The second RNC technique is the “hooks” leg position. The attacker locks his legs into the mid-thighs of their opponent from the back mount position, preventing escape or reversal while the submission hold is applied.
Defense Against a Rear Naked Choke
As much as I like executing a rear-naked choke against an unlucky opponent, there have been times when I was in a position where the move was used against me. Therefore, I make a point of practicing rear-naked choke defense regularly.
From bitter experience, I can tell you that once an RNC is locked in, there are only few seconds left to act. It is difficult, but not impossible, if a cool head prevails. Again, I will use the example of someone attempting to execute the move with their right hand,
The very first thing is to relieve pressure on the neck, even if it is only briefly to buy yourself some time. Tuck your chin, raise your shoulders, then grab the choking arm and pull down to keep the blood to the brain flowing.
Use the left hand to grab as near as their right thumb as possible and pull down sharply. That should create just enough space to slide your right hand around their right forearm so you can pull down even more.
If you are standing, drop your base a few inches, then rotate your right shoulder toward your left foot as hard as you can, using your shoulder as a fulcrum. Done correctly, this shoulder throw should break your opponent’s hold and leave them sprawled on the mat in front of you.
The most important thing to remember about defending against a standing rear-naked choke is not getting pulled backward off-balance because all protective leverage is lost.
Escaping from a ground-based RNC is harder and is more about preventing an opponent from getting the hold locked in.
While tucking the chin, raising the shoulders, and blocking the choking arm, try to simultaneously trap the supporting arm under your armpit or better yet, your body.

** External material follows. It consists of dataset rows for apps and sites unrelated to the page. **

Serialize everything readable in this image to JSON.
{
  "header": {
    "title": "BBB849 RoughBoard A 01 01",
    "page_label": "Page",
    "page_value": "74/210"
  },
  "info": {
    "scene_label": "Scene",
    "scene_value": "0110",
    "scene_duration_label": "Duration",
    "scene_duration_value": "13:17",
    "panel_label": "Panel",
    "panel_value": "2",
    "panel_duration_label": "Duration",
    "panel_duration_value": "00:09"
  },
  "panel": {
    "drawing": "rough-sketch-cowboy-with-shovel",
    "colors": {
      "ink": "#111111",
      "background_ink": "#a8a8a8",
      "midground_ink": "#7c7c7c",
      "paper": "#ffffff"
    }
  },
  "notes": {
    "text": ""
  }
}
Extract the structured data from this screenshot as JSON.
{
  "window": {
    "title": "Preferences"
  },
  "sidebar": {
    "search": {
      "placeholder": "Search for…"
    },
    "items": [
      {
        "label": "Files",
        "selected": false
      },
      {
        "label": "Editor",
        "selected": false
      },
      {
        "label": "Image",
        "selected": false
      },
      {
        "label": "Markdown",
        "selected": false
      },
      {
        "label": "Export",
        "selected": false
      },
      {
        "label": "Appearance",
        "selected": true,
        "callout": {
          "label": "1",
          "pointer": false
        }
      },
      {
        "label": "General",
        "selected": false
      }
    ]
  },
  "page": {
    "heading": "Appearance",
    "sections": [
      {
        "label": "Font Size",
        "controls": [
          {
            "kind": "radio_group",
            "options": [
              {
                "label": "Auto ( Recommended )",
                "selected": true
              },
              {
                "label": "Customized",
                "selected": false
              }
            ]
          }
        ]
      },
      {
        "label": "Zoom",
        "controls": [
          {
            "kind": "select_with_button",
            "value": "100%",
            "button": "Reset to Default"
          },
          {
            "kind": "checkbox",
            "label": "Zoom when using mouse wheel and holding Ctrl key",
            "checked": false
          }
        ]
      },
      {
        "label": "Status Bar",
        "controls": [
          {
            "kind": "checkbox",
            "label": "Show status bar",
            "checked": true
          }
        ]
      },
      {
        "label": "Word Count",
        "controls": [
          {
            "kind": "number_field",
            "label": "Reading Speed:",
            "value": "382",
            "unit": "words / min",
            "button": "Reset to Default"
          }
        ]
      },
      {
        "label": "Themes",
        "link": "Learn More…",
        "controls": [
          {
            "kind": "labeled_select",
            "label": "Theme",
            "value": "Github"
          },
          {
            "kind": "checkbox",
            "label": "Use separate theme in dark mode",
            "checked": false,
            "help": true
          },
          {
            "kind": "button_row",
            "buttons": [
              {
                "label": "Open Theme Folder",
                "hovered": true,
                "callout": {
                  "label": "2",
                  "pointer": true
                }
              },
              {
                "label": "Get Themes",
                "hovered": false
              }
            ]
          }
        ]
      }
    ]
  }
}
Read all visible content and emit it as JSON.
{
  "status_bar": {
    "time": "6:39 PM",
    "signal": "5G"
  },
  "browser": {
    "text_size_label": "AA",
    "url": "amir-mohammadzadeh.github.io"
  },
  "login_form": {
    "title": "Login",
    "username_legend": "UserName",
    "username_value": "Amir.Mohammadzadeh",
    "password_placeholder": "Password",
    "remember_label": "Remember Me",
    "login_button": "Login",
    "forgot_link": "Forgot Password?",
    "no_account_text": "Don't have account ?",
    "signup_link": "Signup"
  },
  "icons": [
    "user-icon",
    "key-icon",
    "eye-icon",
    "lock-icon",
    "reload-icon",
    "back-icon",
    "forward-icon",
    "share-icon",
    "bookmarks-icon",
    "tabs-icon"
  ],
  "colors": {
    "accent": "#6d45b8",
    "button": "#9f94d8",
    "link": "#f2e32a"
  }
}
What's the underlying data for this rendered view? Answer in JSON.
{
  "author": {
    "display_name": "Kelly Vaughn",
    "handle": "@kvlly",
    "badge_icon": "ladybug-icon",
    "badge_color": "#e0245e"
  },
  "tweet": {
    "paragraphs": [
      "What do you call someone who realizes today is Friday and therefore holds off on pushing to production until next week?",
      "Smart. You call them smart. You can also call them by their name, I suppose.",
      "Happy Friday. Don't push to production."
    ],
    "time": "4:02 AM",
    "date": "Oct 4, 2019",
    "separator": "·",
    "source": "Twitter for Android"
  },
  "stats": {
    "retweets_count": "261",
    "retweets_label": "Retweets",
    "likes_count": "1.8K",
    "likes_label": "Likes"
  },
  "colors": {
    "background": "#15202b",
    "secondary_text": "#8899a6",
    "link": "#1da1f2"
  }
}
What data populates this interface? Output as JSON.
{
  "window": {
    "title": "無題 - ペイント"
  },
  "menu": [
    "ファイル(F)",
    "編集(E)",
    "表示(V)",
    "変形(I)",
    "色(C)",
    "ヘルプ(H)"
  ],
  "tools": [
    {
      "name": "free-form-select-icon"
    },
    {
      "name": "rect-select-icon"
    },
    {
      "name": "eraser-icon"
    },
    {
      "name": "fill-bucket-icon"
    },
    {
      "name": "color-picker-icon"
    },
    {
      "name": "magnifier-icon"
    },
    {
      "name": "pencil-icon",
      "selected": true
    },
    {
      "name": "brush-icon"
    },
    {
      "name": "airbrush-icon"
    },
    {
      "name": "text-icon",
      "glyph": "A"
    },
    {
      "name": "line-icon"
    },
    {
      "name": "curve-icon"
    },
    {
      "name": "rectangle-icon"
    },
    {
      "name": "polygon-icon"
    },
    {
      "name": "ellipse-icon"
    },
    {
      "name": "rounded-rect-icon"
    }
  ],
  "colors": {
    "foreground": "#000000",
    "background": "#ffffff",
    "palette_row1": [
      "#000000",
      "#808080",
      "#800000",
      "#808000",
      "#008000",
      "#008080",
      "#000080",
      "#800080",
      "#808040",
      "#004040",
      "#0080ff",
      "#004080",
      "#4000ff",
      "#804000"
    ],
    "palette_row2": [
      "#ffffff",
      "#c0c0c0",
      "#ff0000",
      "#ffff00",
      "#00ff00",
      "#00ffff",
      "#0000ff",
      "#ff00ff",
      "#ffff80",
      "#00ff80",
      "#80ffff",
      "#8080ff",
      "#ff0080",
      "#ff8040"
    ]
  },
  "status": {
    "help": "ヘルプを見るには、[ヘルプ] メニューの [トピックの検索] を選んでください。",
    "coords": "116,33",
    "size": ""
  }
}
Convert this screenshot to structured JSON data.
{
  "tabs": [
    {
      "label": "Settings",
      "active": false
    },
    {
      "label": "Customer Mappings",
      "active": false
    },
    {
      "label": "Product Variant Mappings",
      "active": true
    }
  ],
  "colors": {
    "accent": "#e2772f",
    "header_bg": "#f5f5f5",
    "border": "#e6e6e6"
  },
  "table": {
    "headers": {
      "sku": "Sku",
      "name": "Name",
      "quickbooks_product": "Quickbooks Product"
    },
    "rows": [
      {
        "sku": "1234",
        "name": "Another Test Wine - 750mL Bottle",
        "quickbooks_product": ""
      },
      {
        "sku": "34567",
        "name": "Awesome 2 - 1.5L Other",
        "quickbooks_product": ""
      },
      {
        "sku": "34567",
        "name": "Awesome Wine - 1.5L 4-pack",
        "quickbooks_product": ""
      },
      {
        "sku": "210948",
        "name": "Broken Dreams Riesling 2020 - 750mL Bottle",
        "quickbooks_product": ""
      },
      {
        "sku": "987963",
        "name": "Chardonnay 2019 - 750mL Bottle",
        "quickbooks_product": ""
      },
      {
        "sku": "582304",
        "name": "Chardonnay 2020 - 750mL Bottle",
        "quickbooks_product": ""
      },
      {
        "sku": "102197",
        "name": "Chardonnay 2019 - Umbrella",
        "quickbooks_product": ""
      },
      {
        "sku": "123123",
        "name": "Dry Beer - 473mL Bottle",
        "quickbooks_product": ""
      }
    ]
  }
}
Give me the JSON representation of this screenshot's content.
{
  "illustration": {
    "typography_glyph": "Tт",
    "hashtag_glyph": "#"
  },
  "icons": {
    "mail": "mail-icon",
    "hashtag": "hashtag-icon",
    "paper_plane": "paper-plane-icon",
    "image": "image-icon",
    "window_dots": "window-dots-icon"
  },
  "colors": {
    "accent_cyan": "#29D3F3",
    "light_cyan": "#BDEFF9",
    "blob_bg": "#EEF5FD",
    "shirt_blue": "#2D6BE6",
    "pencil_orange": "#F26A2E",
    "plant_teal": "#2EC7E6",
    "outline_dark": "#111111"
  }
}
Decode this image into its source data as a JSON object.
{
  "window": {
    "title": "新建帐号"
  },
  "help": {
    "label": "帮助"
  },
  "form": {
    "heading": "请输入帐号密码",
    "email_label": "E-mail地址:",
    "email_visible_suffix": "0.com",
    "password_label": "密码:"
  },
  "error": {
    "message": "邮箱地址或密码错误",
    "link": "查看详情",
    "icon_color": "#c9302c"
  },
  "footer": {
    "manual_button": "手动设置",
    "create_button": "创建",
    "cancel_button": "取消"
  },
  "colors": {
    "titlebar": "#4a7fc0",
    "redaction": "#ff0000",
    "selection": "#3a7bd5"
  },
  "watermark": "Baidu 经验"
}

Use your legs to push on the mat and try to shift the opponent’s position up or down. If you can create any space at all, rotate your body within their mount because the hold is not effective if not executed correctly from the rear.
Famous Fights Finished With the Rear Naked Choke
Because it is one of the most effective finishing moves in MMA, practicing the rear-naked choke is well worth your time. The more you train on properly executing an RNC, the more opportunities you will have to learn defense techniques.
Here are a few videos from some of my favorite fights that highlight just how devastating this move can be. Of course, if you want to learn the move, checking out how great fighters execute it is a good start.
2008: Anderson Silva versus Dan Henderson
2015: Keita Nakamura versus Li Jingliang
2016: Michael Chiesa versus Beneil Dariush
2017: Jan Blachowicz versus Devin Clark
2017: Charles Oliveira versus Will Brooks
The Bottom Line
If you’re serious about learning Jiu Jitsu or MMA, you need to master both the rear naked choke as well as how to defend against it. It’s a tried and trued submission used by all successful martial artists.